You can find the full packing lists on the page for enrolled students.

If you do not already have clothing that works well for outdoor expeditions, we will help you find those items, or you can borrow them from our Gear Lending Library. If finding what you need for OA is ever a financial or logical hardship, be assured that we’ll work with you to get you what you need. 


Outdoor Programming
What outdoor trips will I go on during a semester? Are Fall and Spring offerings the same?

Around 30 days of the semester is spent off campus on wilderness adventures of different lengths. Each semester includes two or three different backpacking trips, multiple weekends whitewater canoeing or rock climbing, a week of interdisciplinary “Classes in the Field“, and a weekend learning bushcraft skills. By the end of the semester, you will have all the skills needed to plan your own backpacking trip from start to finish, with your instructors just along for the ride (and for safety, of course.)

Students in the Fall and Spring semesters experience the same outdoor activities, although the overall semester schedule often reflects the difference in weather between seasons. For example, we tend to keep water-based adventures to the warmer months.
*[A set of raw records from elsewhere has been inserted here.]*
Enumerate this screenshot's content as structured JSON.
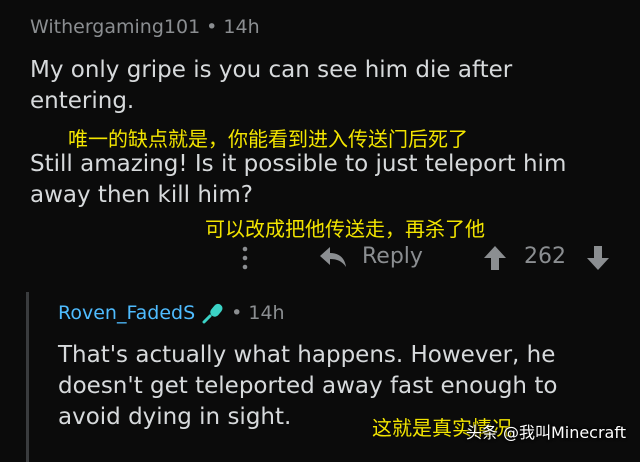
{
  "comment": {
    "author": "Withergaming101",
    "separator": "•",
    "time": "14h",
    "lines": [
      "My only gripe is you can see him die after",
      "entering.",
      "Still amazing! Is it possible to just teleport him",
      "away then kill him?"
    ],
    "overlay_1": "唯一的缺点就是，你能看到进入传送门后死了",
    "overlay_2": "可以改成把他传送走，再杀了他",
    "actions": {
      "reply_label": "Reply",
      "vote_count": "262"
    }
  },
  "reply": {
    "author": "Roven_FadedS",
    "separator": "•",
    "time": "14h",
    "lines": [
      "That's actually what happens. However, he",
      "doesn't get teleported away fast enough to",
      "avoid dying in sight."
    ],
    "overlay": "这就是真实情况"
  },
  "watermark": "头条 @我叫Minecraft",
  "colors": {
    "background": "#0b0b0b",
    "text": "#d7dadc",
    "meta": "#8b8e91",
    "author_link": "#4fbcff",
    "overlay": "#f3e500"
  }
}
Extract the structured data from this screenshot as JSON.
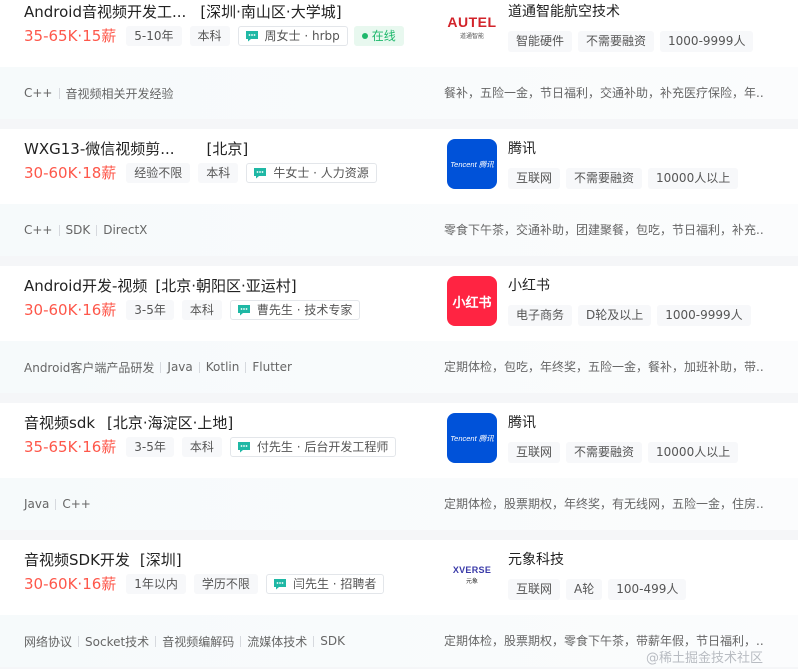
{
  "colors": {
    "salary": "#fe574a",
    "online": "#1fb86c",
    "tencent_blue": "#0052d9",
    "xhs_red": "#ff2442",
    "autel_red": "#d2232a"
  },
  "jobs": [
    {
      "title": "Android音视频开发工...",
      "area": "[深圳·南山区·大学城]",
      "salary": "35-65K·15薪",
      "tags": [
        "5-10年",
        "本科"
      ],
      "recruiter": "周女士 · hrbp",
      "online": "在线",
      "skills": [
        "C++",
        "音视频相关开发经验"
      ],
      "company": {
        "name": "道通智能航空技术",
        "logo": "autel-logo",
        "logo_text": "AUTEL",
        "logo_sub": "道通智能",
        "tags": [
          "智能硬件",
          "不需要融资",
          "1000-9999人"
        ]
      },
      "welfare": "餐补，五险一金，节日福利，交通补助，补充医疗保险，年..."
    },
    {
      "title": "WXG13-微信视频剪...",
      "area": "[北京]",
      "salary": "30-60K·18薪",
      "tags": [
        "经验不限",
        "本科"
      ],
      "recruiter": "牛女士 · 人力资源",
      "skills": [
        "C++",
        "SDK",
        "DirectX"
      ],
      "company": {
        "name": "腾讯",
        "logo": "tencent-logo",
        "logo_text": "Tencent 腾讯",
        "tags": [
          "互联网",
          "不需要融资",
          "10000人以上"
        ]
      },
      "welfare": "零食下午茶，交通补助，团建聚餐，包吃，节日福利，补充..."
    },
    {
      "title": "Android开发-视频",
      "area": "[北京·朝阳区·亚运村]",
      "salary": "30-60K·16薪",
      "tags": [
        "3-5年",
        "本科"
      ],
      "recruiter": "曹先生 · 技术专家",
      "skills": [
        "Android客户端产品研发",
        "Java",
        "Kotlin",
        "Flutter"
      ],
      "company": {
        "name": "小红书",
        "logo": "xiaohongshu-logo",
        "logo_text": "小红书",
        "tags": [
          "电子商务",
          "D轮及以上",
          "1000-9999人"
        ]
      },
      "welfare": "定期体检，包吃，年终奖，五险一金，餐补，加班补助，带..."
    },
    {
      "title": "音视频sdk",
      "area": "[北京·海淀区·上地]",
      "salary": "35-65K·16薪",
      "tags": [
        "3-5年",
        "本科"
      ],
      "recruiter": "付先生 · 后台开发工程师",
      "skills": [
        "Java",
        "C++"
      ],
      "company": {
        "name": "腾讯",
        "logo": "tencent-logo",
        "logo_text": "Tencent 腾讯",
        "tags": [
          "互联网",
          "不需要融资",
          "10000人以上"
        ]
      },
      "welfare": "定期体检，股票期权，年终奖，有无线网，五险一金，住房..."
    },
    {
      "title": "音视频SDK开发",
      "area": "[深圳]",
      "salary": "30-60K·16薪",
      "tags": [
        "1年以内",
        "学历不限"
      ],
      "recruiter": "闫先生 · 招聘者",
      "skills": [
        "网络协议",
        "Socket技术",
        "音视频编解码",
        "流媒体技术",
        "SDK"
      ],
      "company": {
        "name": "元象科技",
        "logo": "xverse-logo",
        "logo_text": "XVERSE",
        "logo_sub": "元象",
        "tags": [
          "互联网",
          "A轮",
          "100-499人"
        ]
      },
      "welfare": "定期体检，股票期权，零食下午茶，带薪年假，节日福利，..."
    }
  ],
  "watermark": "@稀土掘金技术社区"
}
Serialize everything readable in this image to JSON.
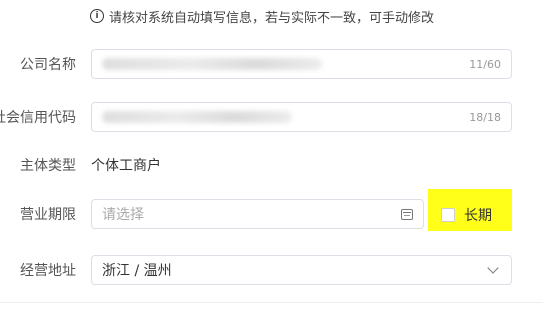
{
  "notice": {
    "icon": "info-icon",
    "text": "请核对系统自动填写信息，若与实际不一致，可手动修改"
  },
  "company_name": {
    "label": "公司名称",
    "counter": "11/60",
    "value_state": "blurred"
  },
  "credit_code": {
    "label": "社会信用代码",
    "counter": "18/18",
    "value_state": "blurred"
  },
  "entity_type": {
    "label": "主体类型",
    "value": "个体工商户"
  },
  "business_term": {
    "label": "营业期限",
    "placeholder": "请选择",
    "icon": "calendar-icon",
    "long_term_label": "长期",
    "long_term_checked": false,
    "highlight_color": "#ffff1a"
  },
  "address": {
    "label": "经营地址",
    "value": "浙江 / 温州",
    "icon": "chevron-down-icon"
  }
}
Why is "Environment" one of OA's four Cornerstones?

The Environment Cornerstone encapsulates both academic environmental studies and outdoor/wilderness skills. Our expeditions into the backcountry combine seamlessly with students’ on-campus academics, and also provide an unparalleled setting to develop leadership skills, self-reliance, and independence. Guided reflections, trek journals, and community conversations carry the learnings from the field back into our lives on campus. Similarly, lessons from CIRCLE class, science readings, and dinner conversations bring context to our experiences in the field.

Students tell us again and again that they are missing a connection to the natural world in their daily lives. After OA, students leave having renewed this vital connection to their environment and with the skills to continue it at whatever level they desire.

Where will I be hiking/paddling/climbing/camping?

We take full advantage of the 100,000+ acres of public lands in our surrounding counties. Backpacking trips might explore Pisgah National Forest and the Shining Rock Wilderness, even navigating sections of the famous Appalachian or Art Loeb Trails. Paddling and climbing trips disperse across Western NC from the French Broad River to Looking Glass, from the Green River to Cedar Rock. And, if we’re looking for a convenient day trip, Dupont State Forest and Holmes Educational Forest are just 10 minutes from OA.